··· RECORDED DATA ···

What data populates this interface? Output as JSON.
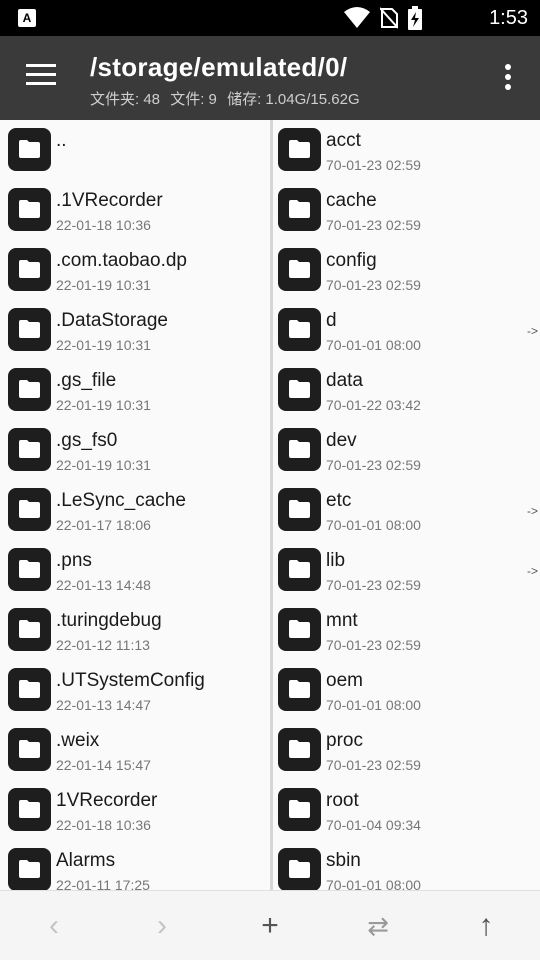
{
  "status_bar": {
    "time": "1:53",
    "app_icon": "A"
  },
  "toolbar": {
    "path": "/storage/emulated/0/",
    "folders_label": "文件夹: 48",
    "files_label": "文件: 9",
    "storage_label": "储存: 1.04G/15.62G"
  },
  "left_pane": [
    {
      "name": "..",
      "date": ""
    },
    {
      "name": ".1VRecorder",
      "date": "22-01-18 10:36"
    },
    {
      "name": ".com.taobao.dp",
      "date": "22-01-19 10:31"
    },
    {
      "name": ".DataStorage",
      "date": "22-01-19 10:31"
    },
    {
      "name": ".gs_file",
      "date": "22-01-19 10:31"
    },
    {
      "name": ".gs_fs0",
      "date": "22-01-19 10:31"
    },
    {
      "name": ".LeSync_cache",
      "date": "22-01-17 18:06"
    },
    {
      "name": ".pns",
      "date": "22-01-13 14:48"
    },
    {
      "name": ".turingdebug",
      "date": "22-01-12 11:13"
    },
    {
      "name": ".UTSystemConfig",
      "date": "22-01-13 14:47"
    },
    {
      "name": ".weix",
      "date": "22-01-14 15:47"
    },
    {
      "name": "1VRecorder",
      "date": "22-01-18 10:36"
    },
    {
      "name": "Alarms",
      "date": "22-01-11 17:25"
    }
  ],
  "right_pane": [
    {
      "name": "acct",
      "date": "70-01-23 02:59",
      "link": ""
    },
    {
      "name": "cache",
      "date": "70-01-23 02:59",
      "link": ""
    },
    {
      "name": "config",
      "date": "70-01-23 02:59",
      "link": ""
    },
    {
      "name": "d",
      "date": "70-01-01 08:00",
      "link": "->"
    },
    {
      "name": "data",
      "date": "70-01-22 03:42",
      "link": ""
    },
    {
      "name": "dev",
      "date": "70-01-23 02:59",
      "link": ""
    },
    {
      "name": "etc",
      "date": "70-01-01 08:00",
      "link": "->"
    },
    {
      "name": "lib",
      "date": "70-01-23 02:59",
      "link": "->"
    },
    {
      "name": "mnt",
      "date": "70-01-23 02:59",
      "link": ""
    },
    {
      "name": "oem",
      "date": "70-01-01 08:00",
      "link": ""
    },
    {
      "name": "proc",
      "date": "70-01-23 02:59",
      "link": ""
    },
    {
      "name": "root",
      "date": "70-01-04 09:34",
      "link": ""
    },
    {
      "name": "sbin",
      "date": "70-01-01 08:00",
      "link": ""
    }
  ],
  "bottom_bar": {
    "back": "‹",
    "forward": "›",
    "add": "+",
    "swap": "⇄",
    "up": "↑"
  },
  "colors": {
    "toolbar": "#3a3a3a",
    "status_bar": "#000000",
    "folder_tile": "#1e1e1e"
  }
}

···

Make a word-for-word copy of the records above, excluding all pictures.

- RESPONSE TO THE TASK -
What data populates this interface? Output as JSON.
{
  "status_bar": {
    "time": "1:53",
    "app_icon": "A"
  },
  "toolbar": {
    "path": "/storage/emulated/0/",
    "folders_label": "文件夹: 48",
    "files_label": "文件: 9",
    "storage_label": "储存: 1.04G/15.62G"
  },
  "left_pane": [
    {
      "name": "..",
      "date": ""
    },
    {
      "name": ".1VRecorder",
      "date": "22-01-18 10:36"
    },
    {
      "name": ".com.taobao.dp",
      "date": "22-01-19 10:31"
    },
    {
      "name": ".DataStorage",
      "date": "22-01-19 10:31"
    },
    {
      "name": ".gs_file",
      "date": "22-01-19 10:31"
    },
    {
      "name": ".gs_fs0",
      "date": "22-01-19 10:31"
    },
    {
      "name": ".LeSync_cache",
      "date": "22-01-17 18:06"
    },
    {
      "name": ".pns",
      "date": "22-01-13 14:48"
    },
    {
      "name": ".turingdebug",
      "date": "22-01-12 11:13"
    },
    {
      "name": ".UTSystemConfig",
      "date": "22-01-13 14:47"
    },
    {
      "name": ".weix",
      "date": "22-01-14 15:47"
    },
    {
      "name": "1VRecorder",
      "date": "22-01-18 10:36"
    },
    {
      "name": "Alarms",
      "date": "22-01-11 17:25"
    }
  ],
  "right_pane": [
    {
      "name": "acct",
      "date": "70-01-23 02:59",
      "link": ""
    },
    {
      "name": "cache",
      "date": "70-01-23 02:59",
      "link": ""
    },
    {
      "name": "config",
      "date": "70-01-23 02:59",
      "link": ""
    },
    {
      "name": "d",
      "date": "70-01-01 08:00",
      "link": "->"
    },
    {
      "name": "data",
      "date": "70-01-22 03:42",
      "link": ""
    },
    {
      "name": "dev",
      "date": "70-01-23 02:59",
      "link": ""
    },
    {
      "name": "etc",
      "date": "70-01-01 08:00",
      "link": "->"
    },
    {
      "name": "lib",
      "date": "70-01-23 02:59",
      "link": "->"
    },
    {
      "name": "mnt",
      "date": "70-01-23 02:59",
      "link": ""
    },
    {
      "name": "oem",
      "date": "70-01-01 08:00",
      "link": ""
    },
    {
      "name": "proc",
      "date": "70-01-23 02:59",
      "link": ""
    },
    {
      "name": "root",
      "date": "70-01-04 09:34",
      "link": ""
    },
    {
      "name": "sbin",
      "date": "70-01-01 08:00",
      "link": ""
    }
  ],
  "bottom_bar": {
    "back": "‹",
    "forward": "›",
    "add": "+",
    "swap": "⇄",
    "up": "↑"
  },
  "colors": {
    "toolbar": "#3a3a3a",
    "status_bar": "#000000",
    "folder_tile": "#1e1e1e"
  }
}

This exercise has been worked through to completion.